Your hard disk is a time bomb, waiting to go off. If you’re
lucky, like most people, it will never detonate. But if you’re
unlucky, like some people, you could lose all of your files, works,
and applications, with no warning when your hard disk crashes.
Acronis Drive Monitor promises to give you warning before that
crash, so that you can take action before you’re hit with
Acronis Drive Monitor checks your hard disk health in multiple
ways, and issues warnings when it appears there may be problems.
With the program’s advice, you can try to fix the problem, and back
up all your data before a potential crash.
The software is exceedingly simple to use. Simply install it and
it uses the S.M.A.R.T. (Self-Monitoring, Analysis, and Reporting
Technology) standard to check your hard disk health in many
different ways, and show you what it finds. The easiest way to find
out if your hard disk adheres to this standard is to run the
Acronis Drive Monitor–it will tell you. S.M.A.R.T. was first
released in 1996, and Acronis says that if you have a hard disk
made in the last 10 years, the great odds are that it adheres to
S.M.A.R.T. (If you don’t have a disk that adheres to the S.M.A.R.T.
standard, you’re out of luck, unless you’re a scripting pro.) When
it finds there may be a problem, it pops up an alert and offers
advice on how the problem might be fixed.
A simple screen summarizes your hard disk’s current state of
health, and a detailed screen shows you more information that
you’ll ever want to know about your hard disk–not just basics such

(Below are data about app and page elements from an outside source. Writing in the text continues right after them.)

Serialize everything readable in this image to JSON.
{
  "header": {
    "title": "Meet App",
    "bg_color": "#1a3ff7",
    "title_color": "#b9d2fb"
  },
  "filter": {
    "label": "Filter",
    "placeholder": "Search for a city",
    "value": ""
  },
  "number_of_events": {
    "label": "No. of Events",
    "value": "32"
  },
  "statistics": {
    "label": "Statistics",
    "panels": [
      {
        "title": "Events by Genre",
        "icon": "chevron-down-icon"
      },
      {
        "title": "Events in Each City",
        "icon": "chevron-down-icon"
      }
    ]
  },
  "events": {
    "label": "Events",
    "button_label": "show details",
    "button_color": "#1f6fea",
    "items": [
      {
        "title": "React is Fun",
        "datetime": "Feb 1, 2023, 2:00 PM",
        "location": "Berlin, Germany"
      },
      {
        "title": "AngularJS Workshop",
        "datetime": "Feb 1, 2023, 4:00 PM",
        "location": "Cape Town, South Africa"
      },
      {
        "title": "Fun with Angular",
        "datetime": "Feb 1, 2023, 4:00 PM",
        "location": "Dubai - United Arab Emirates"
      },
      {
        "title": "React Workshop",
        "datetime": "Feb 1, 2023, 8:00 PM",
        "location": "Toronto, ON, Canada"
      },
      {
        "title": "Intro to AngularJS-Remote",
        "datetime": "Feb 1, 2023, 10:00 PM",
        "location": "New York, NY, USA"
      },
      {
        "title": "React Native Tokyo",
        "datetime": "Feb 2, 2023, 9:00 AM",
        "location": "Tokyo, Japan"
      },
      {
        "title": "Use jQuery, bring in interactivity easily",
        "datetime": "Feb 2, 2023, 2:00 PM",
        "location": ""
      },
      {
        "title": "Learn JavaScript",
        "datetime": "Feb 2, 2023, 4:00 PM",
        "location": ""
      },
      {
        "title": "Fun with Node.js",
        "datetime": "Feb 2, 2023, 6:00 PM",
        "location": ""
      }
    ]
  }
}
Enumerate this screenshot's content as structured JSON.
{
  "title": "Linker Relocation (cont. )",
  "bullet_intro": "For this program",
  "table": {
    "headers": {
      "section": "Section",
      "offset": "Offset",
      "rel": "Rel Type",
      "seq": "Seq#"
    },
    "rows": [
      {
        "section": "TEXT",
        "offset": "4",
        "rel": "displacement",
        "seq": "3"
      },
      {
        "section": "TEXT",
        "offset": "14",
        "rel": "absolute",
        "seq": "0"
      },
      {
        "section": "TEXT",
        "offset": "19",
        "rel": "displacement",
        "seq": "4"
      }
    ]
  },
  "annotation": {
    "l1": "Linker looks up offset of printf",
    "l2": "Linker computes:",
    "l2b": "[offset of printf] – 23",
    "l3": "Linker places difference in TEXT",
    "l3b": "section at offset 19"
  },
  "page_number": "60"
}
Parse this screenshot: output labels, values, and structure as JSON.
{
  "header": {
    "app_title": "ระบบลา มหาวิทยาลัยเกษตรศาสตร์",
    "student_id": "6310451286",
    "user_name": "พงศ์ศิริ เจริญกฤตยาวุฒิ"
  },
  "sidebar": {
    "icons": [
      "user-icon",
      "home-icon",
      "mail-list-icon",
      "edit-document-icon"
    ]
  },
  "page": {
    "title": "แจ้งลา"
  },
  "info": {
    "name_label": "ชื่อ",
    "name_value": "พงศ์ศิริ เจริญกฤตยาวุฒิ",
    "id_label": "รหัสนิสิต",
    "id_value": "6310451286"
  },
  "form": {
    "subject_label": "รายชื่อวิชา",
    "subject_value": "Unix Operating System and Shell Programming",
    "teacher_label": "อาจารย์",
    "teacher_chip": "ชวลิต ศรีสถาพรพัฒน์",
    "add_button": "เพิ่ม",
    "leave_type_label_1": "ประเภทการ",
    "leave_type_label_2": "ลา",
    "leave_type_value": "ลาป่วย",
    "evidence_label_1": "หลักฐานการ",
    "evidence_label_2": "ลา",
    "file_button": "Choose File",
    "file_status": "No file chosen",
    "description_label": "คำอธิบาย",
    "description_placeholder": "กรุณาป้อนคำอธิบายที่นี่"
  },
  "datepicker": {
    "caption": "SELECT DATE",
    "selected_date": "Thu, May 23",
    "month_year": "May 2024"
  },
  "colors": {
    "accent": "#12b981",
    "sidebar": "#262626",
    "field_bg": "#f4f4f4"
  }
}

as its temperature and read error rate, but details you may not
even understand, such as the Reallocated Sectors Count.
Acronis Drive Monitor is superior to a number of competing
products, such as HDDlife, whose
free version doesn’t offer as much detail as Acronis Drive Monitor.
It’s good that Drive Monitor is free, but keep in mind that it
functions partially as an ad for buying Acronis software, notably
the company’s backup software. I’m paranoid about losing any work,
and so I have three different kinds of backup that work
automatically ever day–one to Windows Home Server, one to the
Jungle Disk online backup service, and one using the SugarSync
synchronization software. Despite that, though, Acronis Drive
Monitor issued a backup warning, implying I had no backup software.
The alert read “No backup software detected”…but reading the text
underneath, I saw that the backup warning said that I wasn’t using
any Acronis backup software.
That misleading message seems a small price to pay for a solid
(and free-of-cost) piece of monitoring software. Still, it lessens
one’s trust in Acronis Drive Monitor; Acronis would do well to fix